==== ENTRIES SUPPLIED

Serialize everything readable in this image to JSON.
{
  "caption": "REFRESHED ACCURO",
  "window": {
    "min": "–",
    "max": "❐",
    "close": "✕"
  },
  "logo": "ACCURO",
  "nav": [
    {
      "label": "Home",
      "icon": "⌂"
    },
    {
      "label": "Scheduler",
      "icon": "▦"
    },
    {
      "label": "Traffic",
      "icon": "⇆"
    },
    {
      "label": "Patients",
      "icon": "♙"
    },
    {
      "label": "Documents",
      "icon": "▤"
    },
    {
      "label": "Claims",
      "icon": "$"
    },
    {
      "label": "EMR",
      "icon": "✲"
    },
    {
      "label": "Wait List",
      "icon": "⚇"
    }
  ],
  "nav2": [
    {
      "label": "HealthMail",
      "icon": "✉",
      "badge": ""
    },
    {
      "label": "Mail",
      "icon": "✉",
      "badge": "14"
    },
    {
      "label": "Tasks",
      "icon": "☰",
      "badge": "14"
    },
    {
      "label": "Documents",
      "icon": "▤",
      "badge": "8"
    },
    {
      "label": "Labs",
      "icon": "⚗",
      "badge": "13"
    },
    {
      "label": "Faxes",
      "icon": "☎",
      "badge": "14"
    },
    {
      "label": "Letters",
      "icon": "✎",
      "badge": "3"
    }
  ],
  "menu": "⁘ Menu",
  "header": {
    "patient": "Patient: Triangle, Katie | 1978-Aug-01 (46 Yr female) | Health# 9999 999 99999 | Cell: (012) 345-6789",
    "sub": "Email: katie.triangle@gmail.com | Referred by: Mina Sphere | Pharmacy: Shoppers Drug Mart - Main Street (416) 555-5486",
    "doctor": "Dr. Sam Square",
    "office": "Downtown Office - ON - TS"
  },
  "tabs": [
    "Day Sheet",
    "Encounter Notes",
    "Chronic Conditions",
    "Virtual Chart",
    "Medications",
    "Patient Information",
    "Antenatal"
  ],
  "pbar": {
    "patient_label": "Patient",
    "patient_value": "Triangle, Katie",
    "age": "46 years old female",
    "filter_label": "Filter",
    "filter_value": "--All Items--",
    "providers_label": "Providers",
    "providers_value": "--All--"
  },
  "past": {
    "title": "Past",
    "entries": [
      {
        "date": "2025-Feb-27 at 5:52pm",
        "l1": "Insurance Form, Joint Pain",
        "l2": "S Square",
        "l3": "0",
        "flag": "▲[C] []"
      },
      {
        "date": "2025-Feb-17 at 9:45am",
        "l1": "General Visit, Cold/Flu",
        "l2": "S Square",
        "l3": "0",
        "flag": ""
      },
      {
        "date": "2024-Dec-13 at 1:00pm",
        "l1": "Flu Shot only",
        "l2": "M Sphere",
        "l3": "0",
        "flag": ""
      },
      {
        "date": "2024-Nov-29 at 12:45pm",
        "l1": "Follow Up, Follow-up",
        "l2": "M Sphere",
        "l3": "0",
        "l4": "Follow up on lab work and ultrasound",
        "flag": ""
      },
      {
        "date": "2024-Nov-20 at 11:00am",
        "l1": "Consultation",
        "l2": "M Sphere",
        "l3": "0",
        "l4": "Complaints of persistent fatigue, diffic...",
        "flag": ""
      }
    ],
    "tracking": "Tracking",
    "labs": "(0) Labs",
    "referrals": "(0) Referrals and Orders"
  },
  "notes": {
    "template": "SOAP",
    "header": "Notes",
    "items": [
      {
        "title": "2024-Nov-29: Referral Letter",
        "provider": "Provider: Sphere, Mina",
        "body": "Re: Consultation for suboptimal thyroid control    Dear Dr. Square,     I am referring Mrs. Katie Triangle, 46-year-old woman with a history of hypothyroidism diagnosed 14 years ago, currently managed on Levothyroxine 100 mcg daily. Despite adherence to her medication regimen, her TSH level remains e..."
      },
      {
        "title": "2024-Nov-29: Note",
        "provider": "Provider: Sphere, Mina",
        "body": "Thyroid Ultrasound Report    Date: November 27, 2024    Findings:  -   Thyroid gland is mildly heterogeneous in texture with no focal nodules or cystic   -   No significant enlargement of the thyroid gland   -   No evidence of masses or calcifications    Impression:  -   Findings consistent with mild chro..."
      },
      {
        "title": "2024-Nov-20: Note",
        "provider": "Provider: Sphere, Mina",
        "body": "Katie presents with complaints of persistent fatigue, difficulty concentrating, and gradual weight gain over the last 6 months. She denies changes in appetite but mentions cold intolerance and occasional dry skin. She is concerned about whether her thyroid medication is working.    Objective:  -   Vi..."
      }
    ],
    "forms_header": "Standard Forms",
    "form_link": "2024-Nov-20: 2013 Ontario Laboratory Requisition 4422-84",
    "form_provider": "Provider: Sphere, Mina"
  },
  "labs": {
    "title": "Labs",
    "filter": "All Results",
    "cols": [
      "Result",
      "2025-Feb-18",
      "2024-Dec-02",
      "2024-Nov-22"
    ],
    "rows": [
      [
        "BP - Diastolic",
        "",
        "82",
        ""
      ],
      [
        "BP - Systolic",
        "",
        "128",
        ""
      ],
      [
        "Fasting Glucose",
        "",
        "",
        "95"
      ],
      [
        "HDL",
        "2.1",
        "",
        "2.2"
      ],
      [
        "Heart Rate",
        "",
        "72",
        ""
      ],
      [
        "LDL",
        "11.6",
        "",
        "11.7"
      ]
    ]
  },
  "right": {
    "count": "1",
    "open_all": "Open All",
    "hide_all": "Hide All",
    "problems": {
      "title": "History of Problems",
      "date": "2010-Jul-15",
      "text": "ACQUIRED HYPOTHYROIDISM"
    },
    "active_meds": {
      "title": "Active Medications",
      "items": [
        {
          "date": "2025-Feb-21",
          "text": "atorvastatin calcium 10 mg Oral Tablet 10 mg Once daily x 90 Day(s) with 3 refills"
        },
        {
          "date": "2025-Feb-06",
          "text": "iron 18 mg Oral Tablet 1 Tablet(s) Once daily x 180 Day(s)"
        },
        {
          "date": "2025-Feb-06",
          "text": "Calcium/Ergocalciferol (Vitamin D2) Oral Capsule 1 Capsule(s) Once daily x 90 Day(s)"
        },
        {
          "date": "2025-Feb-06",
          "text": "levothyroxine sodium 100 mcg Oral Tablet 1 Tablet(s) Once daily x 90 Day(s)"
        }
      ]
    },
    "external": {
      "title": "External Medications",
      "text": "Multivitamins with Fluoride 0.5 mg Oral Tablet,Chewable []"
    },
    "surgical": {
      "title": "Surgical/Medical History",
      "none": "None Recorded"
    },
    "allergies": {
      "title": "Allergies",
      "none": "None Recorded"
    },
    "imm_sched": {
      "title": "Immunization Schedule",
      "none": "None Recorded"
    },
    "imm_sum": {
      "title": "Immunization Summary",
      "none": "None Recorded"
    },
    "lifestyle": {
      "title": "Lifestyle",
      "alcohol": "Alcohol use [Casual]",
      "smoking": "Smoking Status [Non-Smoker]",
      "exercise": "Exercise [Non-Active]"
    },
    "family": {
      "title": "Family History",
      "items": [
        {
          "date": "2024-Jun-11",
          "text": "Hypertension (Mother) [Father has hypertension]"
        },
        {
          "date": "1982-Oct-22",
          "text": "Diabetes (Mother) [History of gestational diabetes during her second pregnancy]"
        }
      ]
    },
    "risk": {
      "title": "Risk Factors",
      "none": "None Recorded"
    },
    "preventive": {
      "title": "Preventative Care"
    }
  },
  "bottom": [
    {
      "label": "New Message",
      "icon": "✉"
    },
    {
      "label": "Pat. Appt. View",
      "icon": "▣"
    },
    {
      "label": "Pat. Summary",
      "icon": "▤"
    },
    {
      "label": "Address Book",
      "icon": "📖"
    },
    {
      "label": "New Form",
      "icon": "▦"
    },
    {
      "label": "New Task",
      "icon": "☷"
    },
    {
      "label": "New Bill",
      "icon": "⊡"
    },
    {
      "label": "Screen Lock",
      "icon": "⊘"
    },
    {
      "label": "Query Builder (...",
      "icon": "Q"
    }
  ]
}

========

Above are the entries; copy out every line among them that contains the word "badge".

### ANSWER AREA
      "badge": ""
      "badge": "14"
      "badge": "14"
      "badge": "8"
      "badge": "13"
      "badge": "14"
      "badge": "3"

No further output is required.